    eBay was a great side hustle, right up until that day. I had a basement full of stuff that I was working through selling, and I was constantly on the prowl for more. I stopped selling immediately and have bought maybe two or three things since 2011. If people ask me about eBay, I tell them to be very very careful, buying or selling. It is a haven for scammers and pirates.

    eBay considers those scams and acts of piracy “the cost of doing business”. So, F those guys.

  17. Daryl Davis Avatar
    Daryl Davis

    I put a camera up a few months back. Got bombarded by scam attempts, similar to the one described, the entire week. I reported every one of them to eBay. The “winning” bid also was a scam attempt: the scammer asked for my PayPal address, “so I can confirm it’s you.” If you fall for this one (I didn’t) the scammer will send you a forged PayPal acknowledgment of payment. If memory serves, they also wanted it sent to their “nephew who just graduated from college.” I was so disgusted with the entire experience, I canceled the sale, informed eBay, and received a refund of my listing and final valuation fees.

  18. Bipin Gupta Avatar
    Bipin Gupta

    OH My Gad! This scam method has been used before and is a common knowledge on Evil Bay & Pay Pal.
    I remember receiving warnings from both sources for this SCAM donkey years ago.
    Sorry Joanna, you got scammed because you trusted the “CROOK” Buyer.
    Try asking a friend or the Police in that City to go to the Address since you have a Delivery Receipt.
    Also File a First Information Report (FIR) at the Local Police Station as per the Address and that City through Registered Postal Mail.
    We have certain Rights here in India for a FRAUD and can File a Police Complaint. I believe we follow the British Jurisprudence System.
    Don’t let this CROOK go scot free.

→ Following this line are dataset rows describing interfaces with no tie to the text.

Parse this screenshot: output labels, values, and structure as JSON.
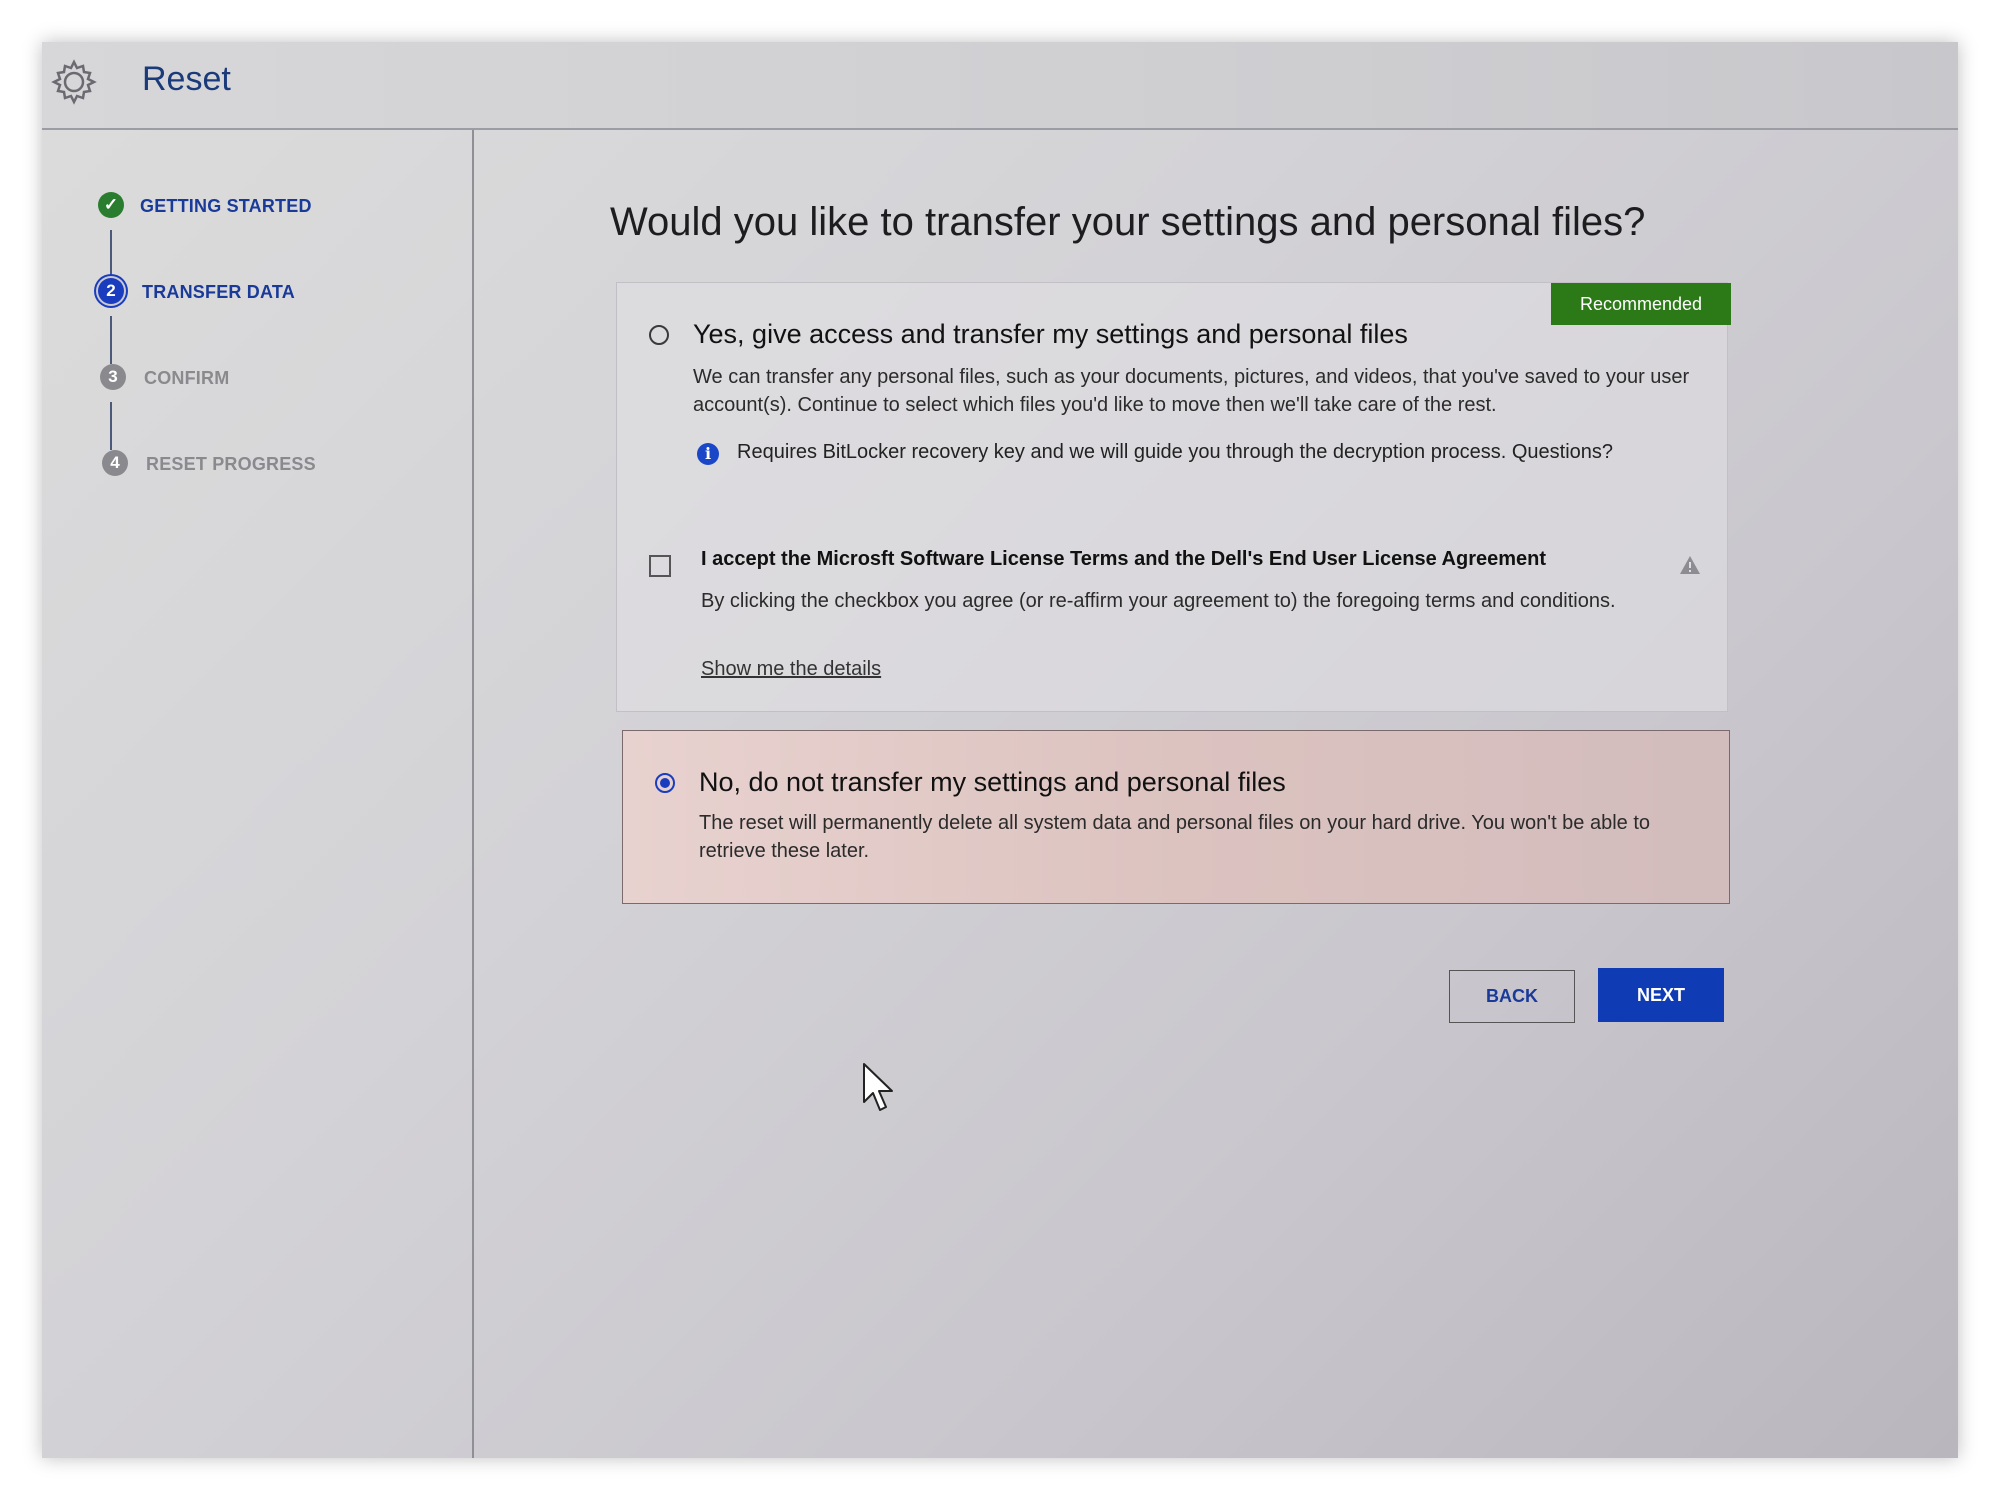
{
  "app": {
    "title": "Reset"
  },
  "steps": [
    {
      "label": "GETTING STARTED",
      "marker": "✓",
      "state": "completed",
      "color": "#2a7d2e"
    },
    {
      "label": "TRANSFER DATA",
      "marker": "2",
      "state": "active",
      "color": "#1a3dc0"
    },
    {
      "label": "CONFIRM",
      "marker": "3",
      "state": "upcoming",
      "color": "#8a8a8e"
    },
    {
      "label": "RESET PROGRESS",
      "marker": "4",
      "state": "upcoming",
      "color": "#8a8a8e"
    }
  ],
  "main": {
    "title": "Would you like to transfer your settings and personal files?"
  },
  "option_yes": {
    "badge": "Recommended",
    "heading": "Yes, give access and transfer my settings and personal files",
    "description": "We can transfer any personal files, such as your documents, pictures, and videos, that you've saved to your user account(s). Continue to select which files you'd like to move then we'll take care of the rest.",
    "info_icon": "i",
    "info_text": "Requires BitLocker recovery key and we will guide you through the decryption process. Questions?",
    "selected": false,
    "eula": {
      "heading": "I accept the Microsft Software License Terms and the Dell's End User License Agreement",
      "description": "By clicking the checkbox you agree (or re-affirm your agreement to) the foregoing terms and conditions.",
      "link": "Show me the details",
      "checked": false
    }
  },
  "option_no": {
    "heading": "No, do not transfer my settings and personal files",
    "description": "The reset will permanently delete all system data and personal files on your hard drive. You won't be able to retrieve these later.",
    "selected": true
  },
  "buttons": {
    "back": "BACK",
    "next": "NEXT"
  },
  "colors": {
    "accent": "#0f3bb5",
    "recommended": "#2c7a17",
    "completed": "#2a7d2e"
  }
}
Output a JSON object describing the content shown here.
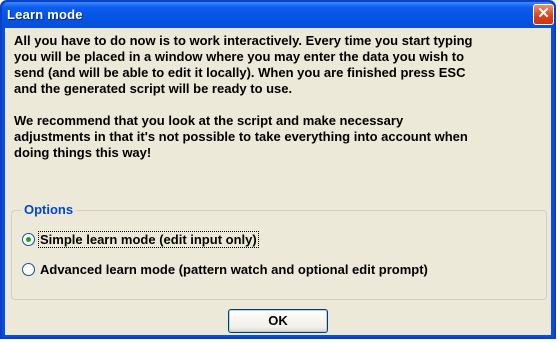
{
  "window": {
    "title": "Learn mode",
    "close_glyph": "✕"
  },
  "message": {
    "paragraph1": "All you have to do now is to work interactively. Every time you start typing\nyou will be placed in a window where you may enter the data you wish to\nsend (and will be able to edit it locally). When you are finished press ESC\nand the generated script will be ready to use.",
    "paragraph2": "We recommend that you look at the script and make necessary\nadjustments in that it's not possible to take everything into account when\ndoing things this way!"
  },
  "options": {
    "label": "Options",
    "items": [
      {
        "label": "Simple learn mode (edit input only)",
        "checked": true
      },
      {
        "label": "Advanced learn mode (pattern watch and optional edit prompt)",
        "checked": false
      }
    ]
  },
  "buttons": {
    "ok_label": "OK"
  },
  "colors": {
    "titlebar": "#0553e2",
    "client_bg": "#ece9d8",
    "group_label": "#0046d5",
    "close_button": "#d8411b"
  }
}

  19. Doober Avatar
    Doober

    They tried to scam me twice on the Facebook Marketplace. I was selling my 5D Mark IV. I busted both the scammers. Freakin’ amateurs. They also used other persons FB profiles for the intro. One of them tried the switch addresses scheme on me but I immediately shut that down. It just did not feel right to me. They wanted the address changed to New York. Somebody less suspicious than I am might have gone for it, but I did not let this go. I tracked these idiots all the way down to Miami, including where they were having the stuff shipped to, and it was a strip business complex. They tried to use PayPal, and then about week later some new idiots try to get it with a MoneyGram voucher. I won’t go through the things I did to stuff their attempts up their asses, but this stuff took time, and back and forth crap. The MoneyGram one was so hilarious and weak I was laughing and boiling at the same time. Suffice it to say they were Nigerians working the FB Marketplace. I was getting more scammers than real people wanting to buy my camera. A camera than cost https://uploads.disquscdn.com/images/c0580bb48785827298a511c6c05462816877f3d60ab0b32b7928fd2c2939774f.jpg over $3 grand at the time. I mean I was going through this crap for 5 weeks. I am attaching just a copy of the fake MoneyGram they sent me in one of the scams. They couldn’t even write English correctly, and a MoneyGram would have not have this ridiculous grammar, and syntax on them, let alone holding back 3 numbers in lieu of a tracking number. Asshats. Anyway, the entire experience was frustrating, but I ended up selling the camera, and did not ship it out until all monies were had, and the camera signed for by the buyer, but these guys I sold it to were legit, and owned a video production place. One tip I can give is NEVER fall for last minute changes on anything. It is better to lose the sale, than fall for what this lady went through. I used the money to buy a Canon EOS R BTW.